Coda File System

Re: Ubik and PTS issues

From: Mark G. Hayden <>
Date: Sun, 15 Feb 1998 23:52:45 -0800
Michael Callahan wrote:
> This is a good summary of the kind of primitives Ensemble provides.  One
> thing, however, to bear in mind: Ensemble is written as a framework in
> Objective Caml, a dialect of ML from INRIA in France.  So one has to think
> through the implementation consequences of incorporating it (which are
> more significant than those raised by starting to exploit a C library).

Ensemble is written in Ocaml, but it compiles as a C++ library, which
means programmers can use the C++ API without being aware of the use
of ML in Ocaml.  This includes performance: the Ensemble protocols
introduce as little as 8 bytes of header and 7 usecs of latency overhead
to the cost of an unreliable IP multicast.  This makes it the lowest
overhead reliable group communication system currently available.
Applications can, of course, also be written in ML.

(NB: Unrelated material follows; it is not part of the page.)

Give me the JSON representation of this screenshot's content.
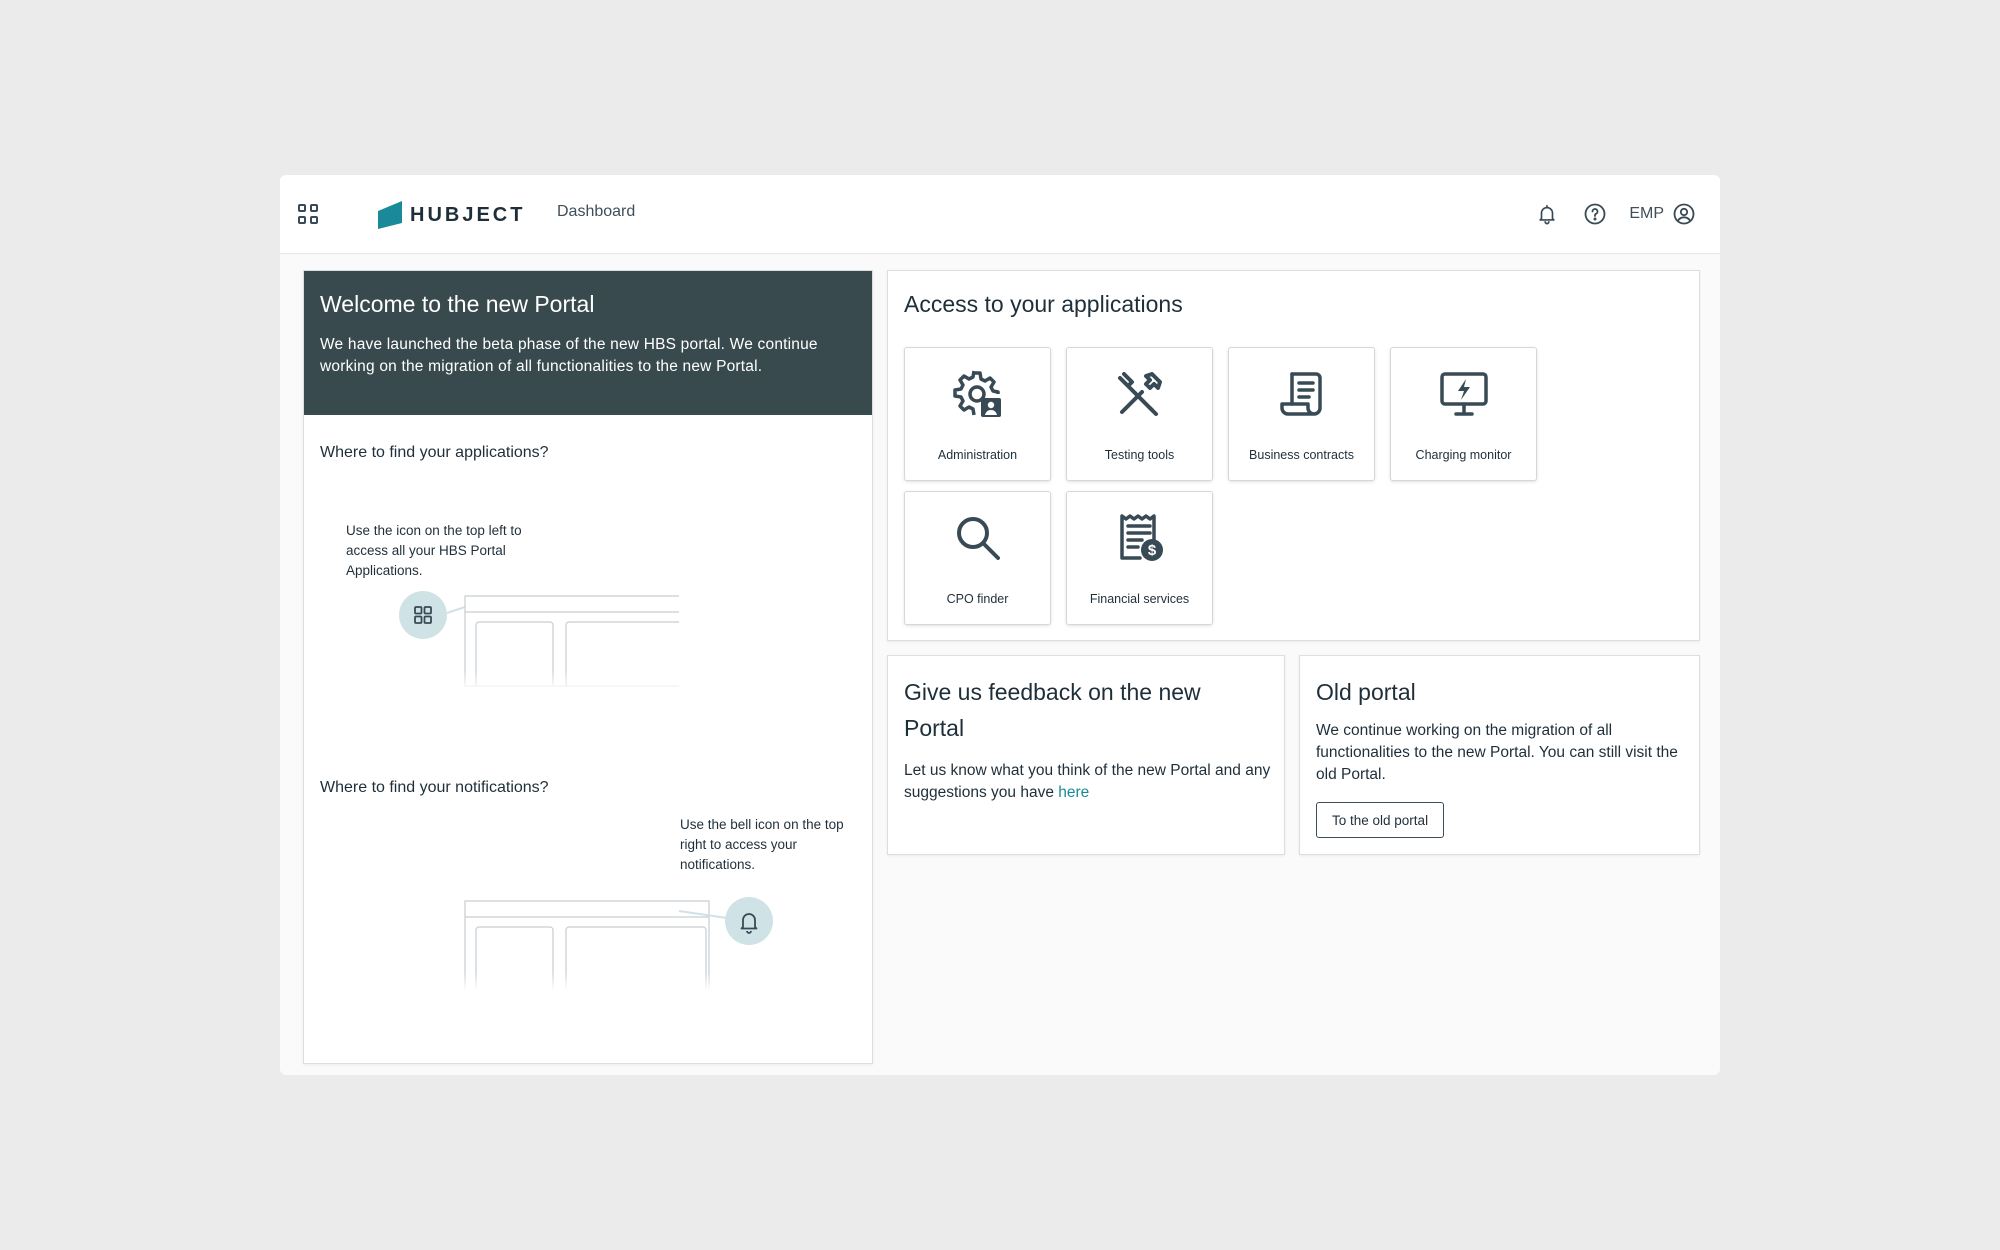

> Michael
> On Mon, 16 Feb 1998, Brian Bartholomew wrote:
> > > What does "distributed simultaneous group broadcast code" mean?  It
> > > sounds like it means "multicast".  I assume, though, it provides
> > > some facilities beyond simple IP multicast.
> >
> > Oops, sorry, one more time in English.  Mark and others, feel free to
> > jump in and correct me.  Ensemble is based on IP multicast.  However,
> > under the covers it is a multi-phase commit protocol.  It gives you
> > primitives like the following:
> >
> >       Message A is guaranteed to be delivered to every recipient, or
> >       none of them.  You know which happened.
> >
> >       All recipients can find out who all the other recipients are,
> >       with no race conditions relative to sent messages.
> >
> >       Messages A, B, and C are guaranteed to be delivered in ABC
> >       order, no matter how the network reorders or drops them.
> >
> >       It is multicast, so applications that want to be multicast are
> >       efficient.  Wouldn't you like to have redundant Coda servers
> >       on your LAN, in a self-correcting/voting arrangement?  Or
> >       distributed not across the LAN, but around the world?

Ensemble supports group broadcast protocols as described above.
If IP multicast is available at all the endpoints in a group, 
then the protocols use it for broadcasts.  Otherwise, they use
point-to-point broadcasts.  So IP multicast is supported but not

> >       (I believe this is true) Recipients listen to the protocol
> >       details of a sender.  If the sender makes a mistake (because
> >       that machine is crashing), one or more of the recipients takes
> >       over, declares the sender to be busted, kicks it out of the
> >       group, and finishes the protocol to a consistant state.

This is correct.

Received on 1998-02-16 02:59:29